Silencing the Critics

olympic_champion_usain_bolts_running_spikes_auctioned_for_39000_8yb1lThe fastest man in the world is Usain Bolt, the Jamaican sprinter who literally and figuratively “bolted” out of nowhere to win the gold medal in the 100 and 200 meter dashes at  the 2008 Olympics in Beijing, China.  

Usain Bolt ran the 100m dash in 9.69 seconds as he set a new WR. He had less than a great start, and “showboated” as he crossed the finish line; yet and still he won “gong away.” He pulled away from the field at 80 meters and could have had a faster time if he had retained his near perfect form through the tape. Usain won the 200 by running 19.31, and won by an incredibly large margin as he again pulled away from the pack, and showed his critics that he was in fact for real.

To further silence the critics, Bolt also broke his Olympic record In Berlin a year later when he ran against his closest competitor, Tyson Gay, who challenged Usain in the 100m and took second.  He also broke the 200m record by running a 19.19 the IAAF World Championship Track and Field in Berlin, Germany. In stead of responding to his critics, he did his talking in the race. Likewise, we need to remember that “the Lord shall fight for us, if we hold our peace.”

We all have critics, and Usain’s critics gave him a hard time for being so brassy as he crossed the finish  in the 100m finish line in 2008.  Uphazed, Bolt took this criticism to heart.  In his book, Reversed Thunder, Eugene Peterson wrote, “The devil is but God’s master fencer, to teach us to handle our weapons.”  Our critics are actually doing us a favor: they bring out the best in us. 

Our critics/enemies don’t want us to succeed, they don’t want us to win, and they don’t want us to triumph. All the while they may use “trash talk” to discourage us in the process. But no worries –Jesus came to silence our critics.  When the teachers of religious law and the Pharisees brought a woman who had been caught in the act of adultery to Jesus, they rebuked her and challenged Jesus to “do something about” the crime this woman had committed. “Teacher,” they said to Jesus, “this woman was caught in the act of adultery.  The Law of Moses says to stone her. What do you say?”
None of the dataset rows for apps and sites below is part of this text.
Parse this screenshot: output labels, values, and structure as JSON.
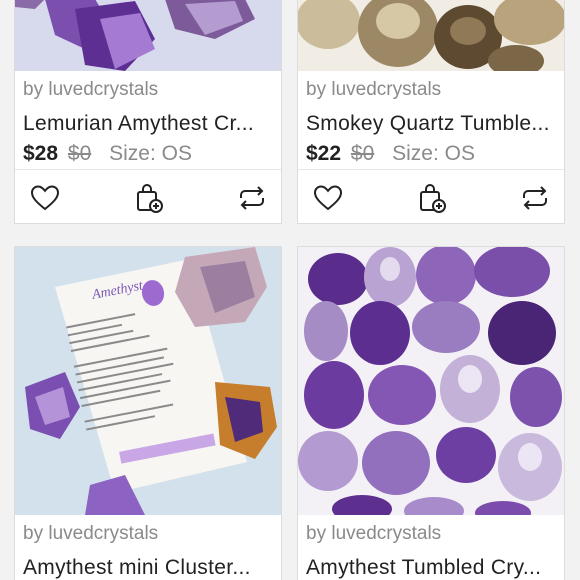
{
  "listings": [
    {
      "seller": "by luvedcrystals",
      "title": "Lemurian Amythest Cr...",
      "price": "$28",
      "original_price": "$0",
      "size": "Size: OS",
      "photo_colors": [
        "#cfd2e8",
        "#7b4fb0",
        "#c9b3e6"
      ]
    },
    {
      "seller": "by luvedcrystals",
      "title": "Smokey Quartz Tumble...",
      "price": "$22",
      "original_price": "$0",
      "size": "Size: OS",
      "photo_colors": [
        "#efe9dc",
        "#6e5a3c",
        "#c8b48c"
      ]
    },
    {
      "seller": "by luvedcrystals",
      "title": "Amythest mini Cluster...",
      "card_heading": "Amethyst",
      "photo_colors": [
        "#cfe0ee",
        "#8a5cc2",
        "#e9c97e"
      ]
    },
    {
      "seller": "by luvedcrystals",
      "title": "Amythest Tumbled Cry...",
      "photo_colors": [
        "#f3f1f6",
        "#5b2e8c",
        "#b596d6"
      ]
    }
  ],
  "actions": {
    "like_icon": "heart-icon",
    "bundle_icon": "bag-plus-icon",
    "share_icon": "share-arrows-icon"
  },
  "colors": {
    "text_primary": "#222222",
    "text_secondary": "#8a8a8a",
    "border": "#dcdcdc",
    "page_background": "#f2f2f2"
  }
}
They were trying to trap him into saying something they could use against him, but Jesus stooped down and wrote in the dust with his finger. They kept demanding an answer, so he stood up again and said, “All right, but let the one who has never sinned throw the first stone!” Then he stooped down again and wrote in the dust.

When the accusers heard this, they slipped away one by one, beginning with the oldest, until only Jesus was left in the middle of the crowd with the woman. Then Jesus stood up again and said to the woman, “Where are your accusers? Didn’t even one of them condemn you?”  “No, Lord,” she said.

And Jesus said, “Neither do I. Go and sin no more.”  John 8:4-11, New Living Translation

Our enemies will leave us alone, because Jesus came to negate the naysayers.  Jesus came to oppose our oppressors. Jesus came to denounce the detractors.  Jesus came to silence the critics.